According to the study conducted by Laura Vandenbosch and Steven Eggermont, from Katholieke Universiteit Leuven in Belgium, for girls, a good relationship with their mothers is protective, whereas for boys, a strong attachment to their mothers increases the likelihood that they will have stereotypical sexual attitudes, as portrayed on television.
The researchers, who surveyed 1,026 16-year-olds from nine schools in Belgium, aimed to study whether maternal attachment can buffer television viewing's negative effect on the sexual attitudes of adolescents, and more specifically whether maternal attachment has the same effect for both boys and girls.he study found that on an average, teenagers watched over 23 hours of television a week, or more than three hours a day.
Overall, the boys and girls said that they were rather satisfied with the relationship with their mother, but the higher the level of television viewing, the more boys in particular endorsed a recreational sexual attitude and agreed with stereotypes concerning males' sexual needs and dominance.
Maternal attachment was found to have had a positive influence on adolescents' sexual attitudes, overall, and the more attached an adolescent was to his/her mother, the less he or she had a recreational or stereotypical sexual attitude.
When the influences of television viewing and maternal attachment were combined, maternal attachment had a different effect on the link between television viewing and sexual attitudes for boys and girls.
On the one hand, maternal attachment acted as a buffer against the effects of television viewing among girls, whereas boys, who had a strong attachment to their mothers, were more susceptible to the negative influence television viewing had on these recreational attitudes towards sex and on attitudes towards male sexual obsession.
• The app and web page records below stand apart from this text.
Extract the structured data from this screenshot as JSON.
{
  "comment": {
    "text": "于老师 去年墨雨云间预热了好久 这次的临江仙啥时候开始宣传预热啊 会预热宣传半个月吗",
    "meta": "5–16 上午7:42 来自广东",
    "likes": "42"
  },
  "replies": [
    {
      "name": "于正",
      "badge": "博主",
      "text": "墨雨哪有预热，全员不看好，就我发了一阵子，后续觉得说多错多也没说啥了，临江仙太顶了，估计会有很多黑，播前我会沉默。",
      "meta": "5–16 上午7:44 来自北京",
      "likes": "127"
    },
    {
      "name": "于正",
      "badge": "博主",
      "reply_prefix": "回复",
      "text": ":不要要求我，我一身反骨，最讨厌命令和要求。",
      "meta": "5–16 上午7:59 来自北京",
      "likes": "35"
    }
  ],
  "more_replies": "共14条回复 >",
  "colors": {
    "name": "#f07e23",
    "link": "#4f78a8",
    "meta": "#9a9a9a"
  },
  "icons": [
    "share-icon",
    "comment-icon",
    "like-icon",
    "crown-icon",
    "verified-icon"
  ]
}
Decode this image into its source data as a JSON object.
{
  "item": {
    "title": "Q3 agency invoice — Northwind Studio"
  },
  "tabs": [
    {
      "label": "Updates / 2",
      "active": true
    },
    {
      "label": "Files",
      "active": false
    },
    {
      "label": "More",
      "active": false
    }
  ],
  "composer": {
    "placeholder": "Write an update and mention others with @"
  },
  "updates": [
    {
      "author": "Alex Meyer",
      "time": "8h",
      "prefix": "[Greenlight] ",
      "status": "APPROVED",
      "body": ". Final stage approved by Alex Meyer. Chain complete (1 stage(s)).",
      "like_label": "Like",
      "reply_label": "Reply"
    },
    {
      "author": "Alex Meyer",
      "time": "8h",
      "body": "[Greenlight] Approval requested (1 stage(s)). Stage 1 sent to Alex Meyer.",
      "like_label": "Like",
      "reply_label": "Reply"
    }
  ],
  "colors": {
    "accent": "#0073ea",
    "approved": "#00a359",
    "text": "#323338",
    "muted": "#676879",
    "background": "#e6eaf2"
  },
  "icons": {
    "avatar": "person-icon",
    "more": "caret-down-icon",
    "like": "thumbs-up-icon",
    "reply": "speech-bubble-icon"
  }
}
The study has been published online in Springer's journal Sex Roles.